In defense of social unrest
In a Q&A with Inter Press Service, former UN Conference on Trade and Development head Rubens Ricupero speaks approvingly of how “dissatisfaction” drives history.
“I hope this movement demanding change will modify not only the internal economies of countries, in the sense of moving away from that market fundamentalism, but that it will also change the institutions that have represented that fundamentalist spirit.
And in order for that to happen, the central role has to be played by people around the world – not only in the (developing) South – who are aware of the problem, that it is not possible to continue with an organisation that foments the growth of inequality.”
World Bank non-leadership
Following close on the heels of Columbia University economist Jeffrey Sachs’s open application to become the next World Bank president, New York University’s William Easterly spells out how he would not run the international financial institution.
“I would not lead the World Bank by perpetuating the technocratic illusion that development is something ‘we’ do to ‘them.’ I would not ignore the rights of ‘them.’ If the New York Times should happen to report on the front page that a World Bank-financed project torched the homes and crops of Ugandan farmers, I would not stonewall the investigation for the next 165 days, 4 hours, 37 minutes, and 20 seconds up to now.”
Aid on the Edge of Chaos’s Ben Ramalingam argues the World Bank must stop being a “Development Church” that promotes economic dogma if its client countries are ever going to be “intellectually in the driver’s seat.”
“[Former World Bank staffer David] Ellerman argues that in the face of these Official Views, adverse opinions and critical reasoning tend to give way to authority, rules and bureaucratic reasoning shaped by the hierarchies within the organisation.
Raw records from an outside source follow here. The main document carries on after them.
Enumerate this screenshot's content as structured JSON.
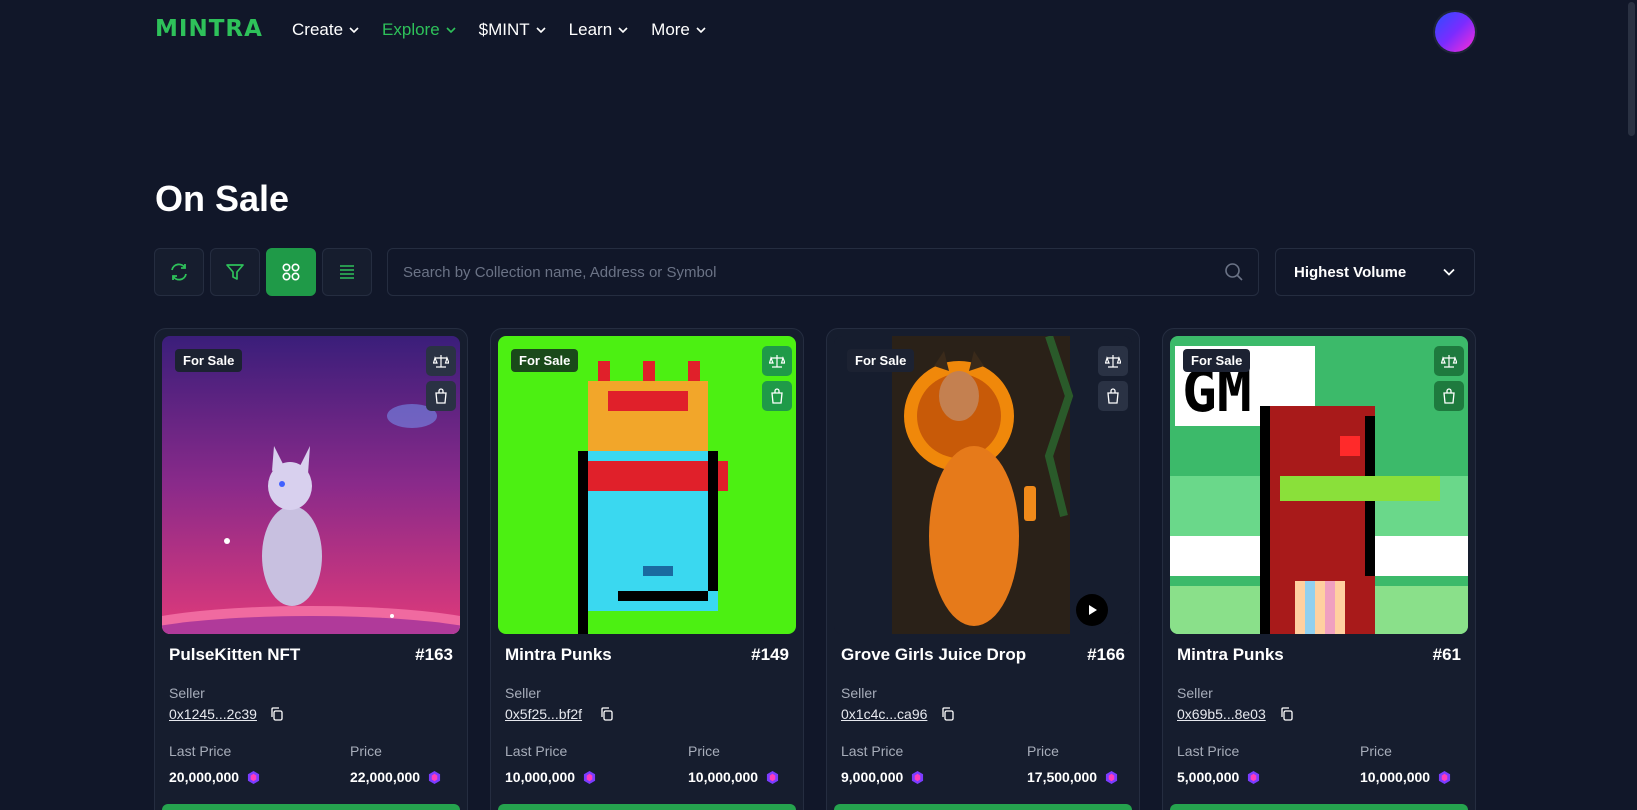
{
  "brand": {
    "logo": "MINTRA",
    "accent": "#2ec15a"
  },
  "nav": [
    {
      "label": "Create",
      "active": false
    },
    {
      "label": "Explore",
      "active": true
    },
    {
      "label": "$MINT",
      "active": false
    },
    {
      "label": "Learn",
      "active": false
    },
    {
      "label": "More",
      "active": false
    }
  ],
  "page": {
    "title": "On Sale"
  },
  "toolbar": {
    "refresh_icon": "refresh-icon",
    "filter_icon": "filter-icon",
    "grid_icon": "grid-view-icon",
    "list_icon": "list-view-icon",
    "active_view": "grid"
  },
  "search": {
    "placeholder": "Search by Collection name, Address or Symbol",
    "value": ""
  },
  "sort": {
    "selected": "Highest Volume"
  },
  "labels": {
    "seller": "Seller",
    "last_price": "Last Price",
    "price": "Price",
    "for_sale": "For Sale"
  },
  "cards": [
    {
      "name": "PulseKitten NFT",
      "id": "#163",
      "seller": "0x1245...2c39",
      "last_price": "20,000,000",
      "price": "22,000,000",
      "image": "kitten-in-space"
    },
    {
      "name": "Mintra Punks",
      "id": "#149",
      "seller": "0x5f25...bf2f",
      "last_price": "10,000,000",
      "price": "10,000,000",
      "image": "pixel-punk-crown"
    },
    {
      "name": "Grove Girls Juice Drop",
      "id": "#166",
      "seller": "0x1c4c...ca96",
      "last_price": "9,000,000",
      "price": "17,500,000",
      "image": "orange-tiger-girl",
      "video": true
    },
    {
      "name": "Mintra Punks",
      "id": "#61",
      "seller": "0x69b5...8e03",
      "last_price": "5,000,000",
      "price": "10,000,000",
      "image": "pixel-gm-punk"
    }
  ]
}
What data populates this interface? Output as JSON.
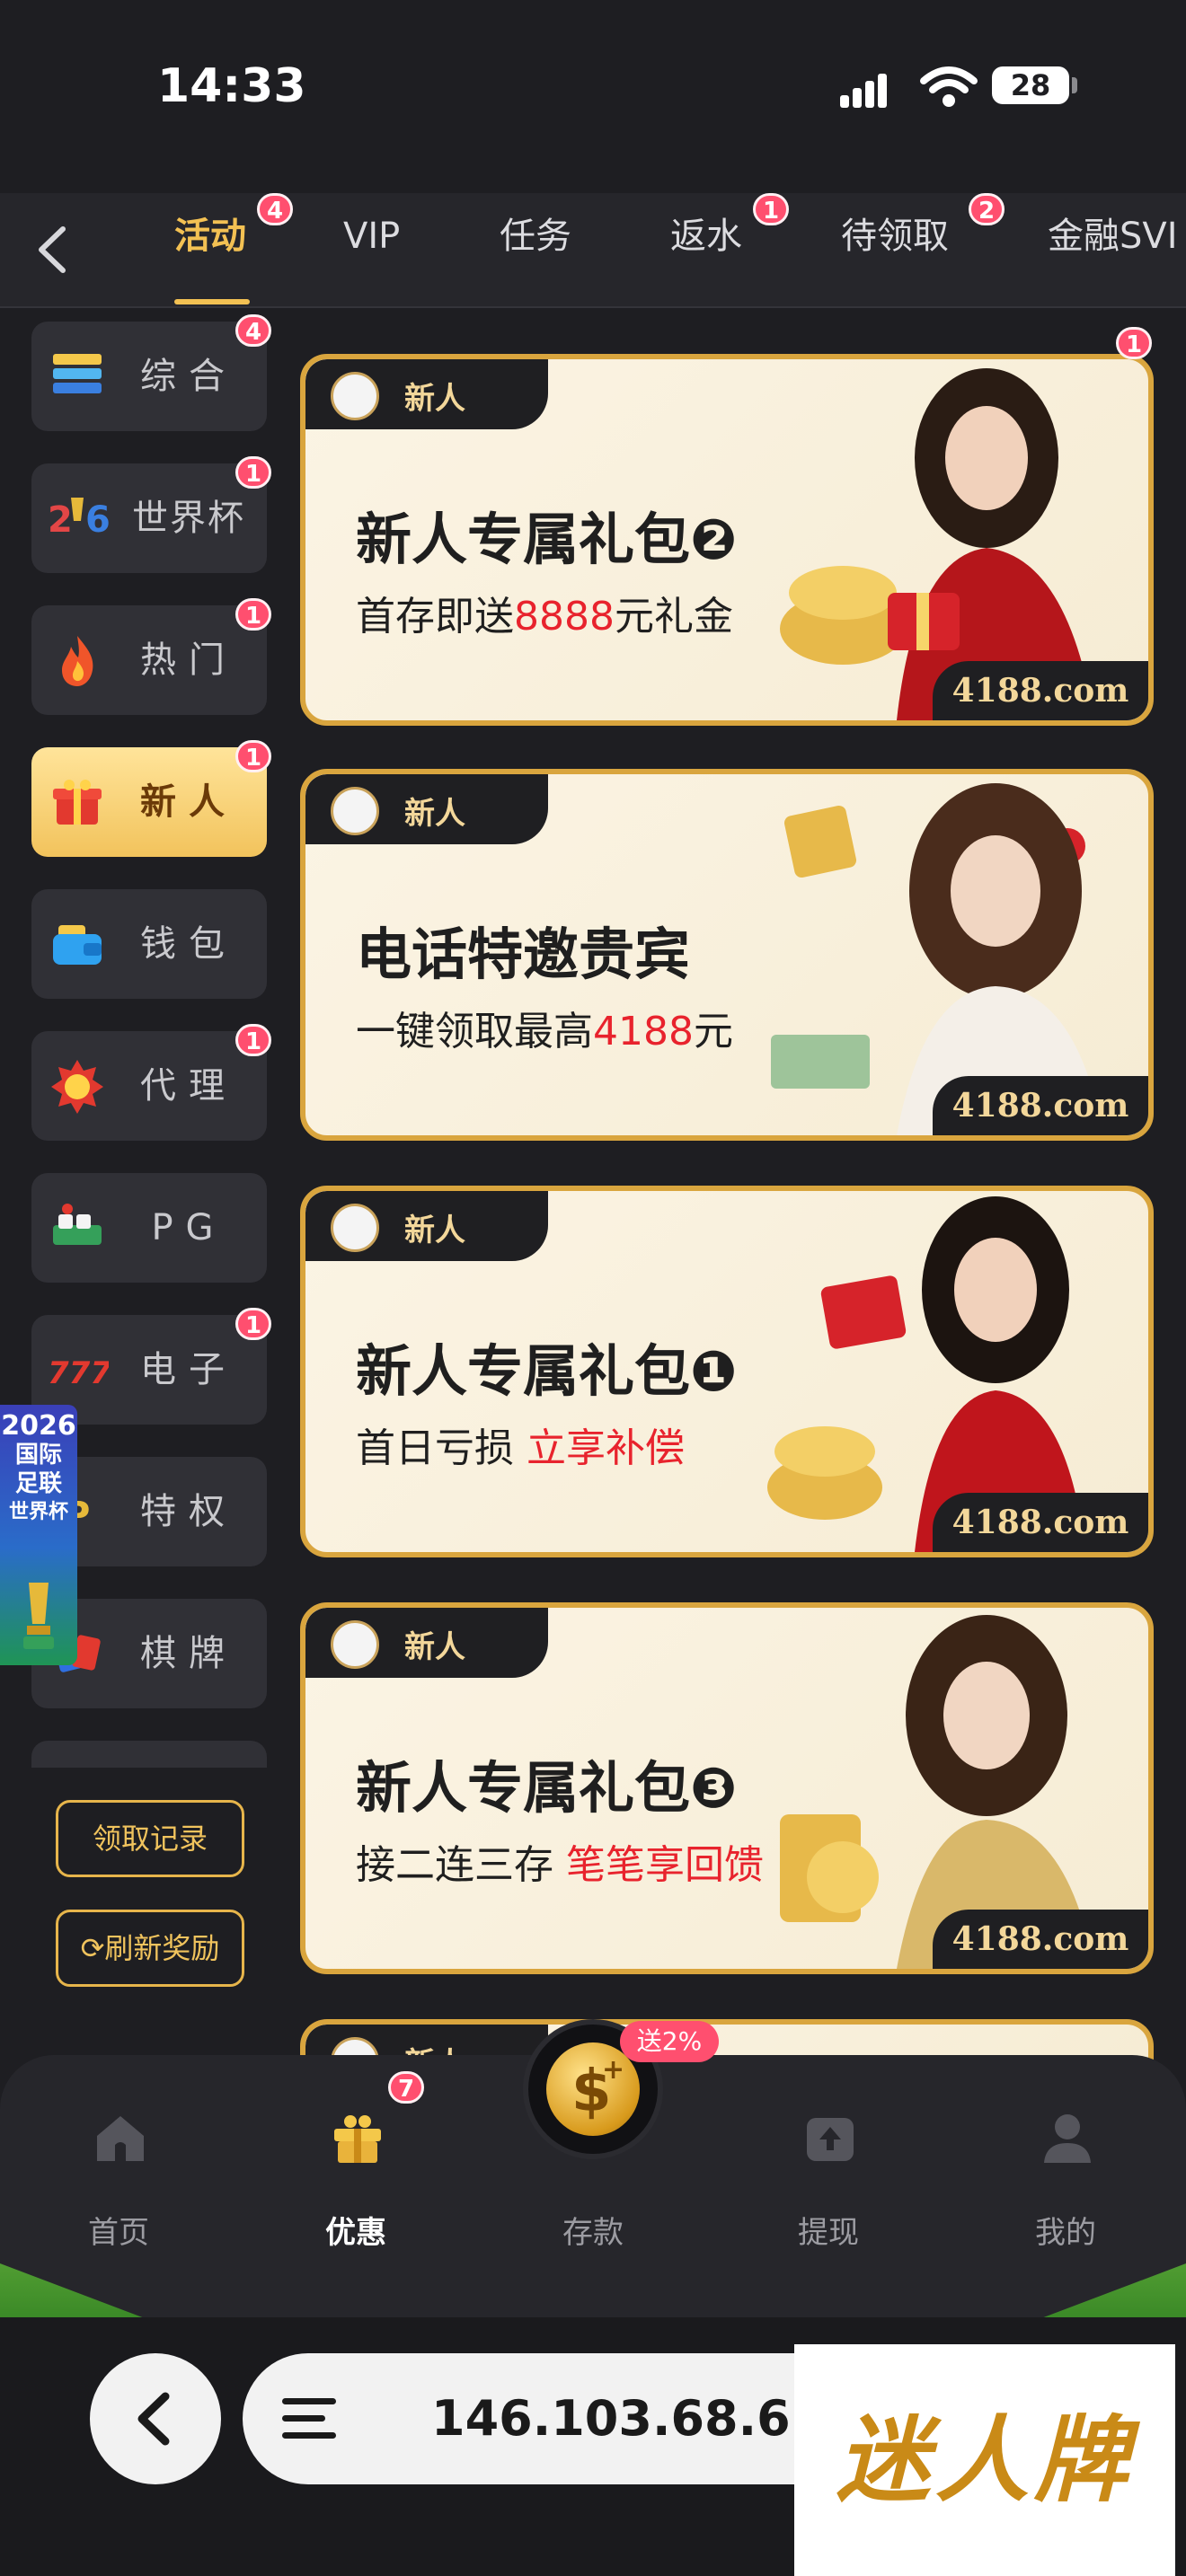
{
  "status": {
    "time": "14:33",
    "battery": "28"
  },
  "tabs": [
    {
      "label": "活动",
      "badge": "4",
      "active": true
    },
    {
      "label": "VIP",
      "badge": ""
    },
    {
      "label": "任务",
      "badge": ""
    },
    {
      "label": "返水",
      "badge": "1"
    },
    {
      "label": "待领取",
      "badge": "2"
    },
    {
      "label": "金融SVI",
      "badge": ""
    }
  ],
  "sidebar": {
    "items": [
      {
        "label": "综合",
        "badge": "4",
        "icon": "layers-icon"
      },
      {
        "label": "世界杯",
        "badge": "1",
        "icon": "world-cup-icon"
      },
      {
        "label": "热门",
        "badge": "1",
        "icon": "fire-icon"
      },
      {
        "label": "新人",
        "badge": "1",
        "icon": "gift-icon",
        "active": true
      },
      {
        "label": "钱包",
        "badge": "",
        "icon": "wallet-icon"
      },
      {
        "label": "代理",
        "badge": "1",
        "icon": "medal-icon"
      },
      {
        "label": "PG",
        "badge": "",
        "icon": "pg-icon"
      },
      {
        "label": "电子",
        "badge": "1",
        "icon": "slot-777-icon"
      },
      {
        "label": "特权",
        "badge": "",
        "icon": "vip-icon"
      },
      {
        "label": "棋牌",
        "badge": "",
        "icon": "cards-icon"
      }
    ],
    "claim_record": "领取记录",
    "refresh_rewards": "刷新奖励"
  },
  "cards": [
    {
      "tag": "新人",
      "title": "新人专属礼包❷",
      "sub_pre": "首存即送",
      "sub_hl": "8888",
      "sub_post": "元礼金",
      "domain": "4188.com",
      "badge": "1"
    },
    {
      "tag": "新人",
      "title": "电话特邀贵宾",
      "sub_pre": "一键领取最高",
      "sub_hl": "4188",
      "sub_post": "元",
      "domain": "4188.com",
      "badge": ""
    },
    {
      "tag": "新人",
      "title": "新人专属礼包❶",
      "sub_pre": "首日亏损 ",
      "sub_hl": "立享补偿",
      "sub_post": "",
      "domain": "4188.com",
      "badge": ""
    },
    {
      "tag": "新人",
      "title": "新人专属礼包❸",
      "sub_pre": "接二连三存 ",
      "sub_hl": "笔笔享回馈",
      "sub_post": "",
      "domain": "4188.com",
      "badge": ""
    }
  ],
  "partial_card_tag": "新人",
  "world_cup_banner": [
    "2026",
    "国际",
    "足联",
    "世界杯"
  ],
  "bottom_nav": {
    "items": [
      {
        "label": "首页",
        "icon": "home-icon"
      },
      {
        "label": "优惠",
        "icon": "gift-box-icon",
        "badge": "7",
        "active": true
      },
      {
        "label": "存款",
        "icon": "dollar-coin-icon",
        "pill": "送2%"
      },
      {
        "label": "提现",
        "icon": "upload-icon"
      },
      {
        "label": "我的",
        "icon": "user-icon"
      }
    ]
  },
  "browser": {
    "url": "146.103.68.6"
  },
  "logo_text": "迷人牌",
  "colors": {
    "accent": "#f3c153",
    "badge": "#ff4f6f",
    "highlight": "#e8232d",
    "background": "#1e1e22"
  }
}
Moreover, these Official Views “short-circuit” and bypass the active learning capability of national and local actors, and substitute the authority of external agencies in its place.”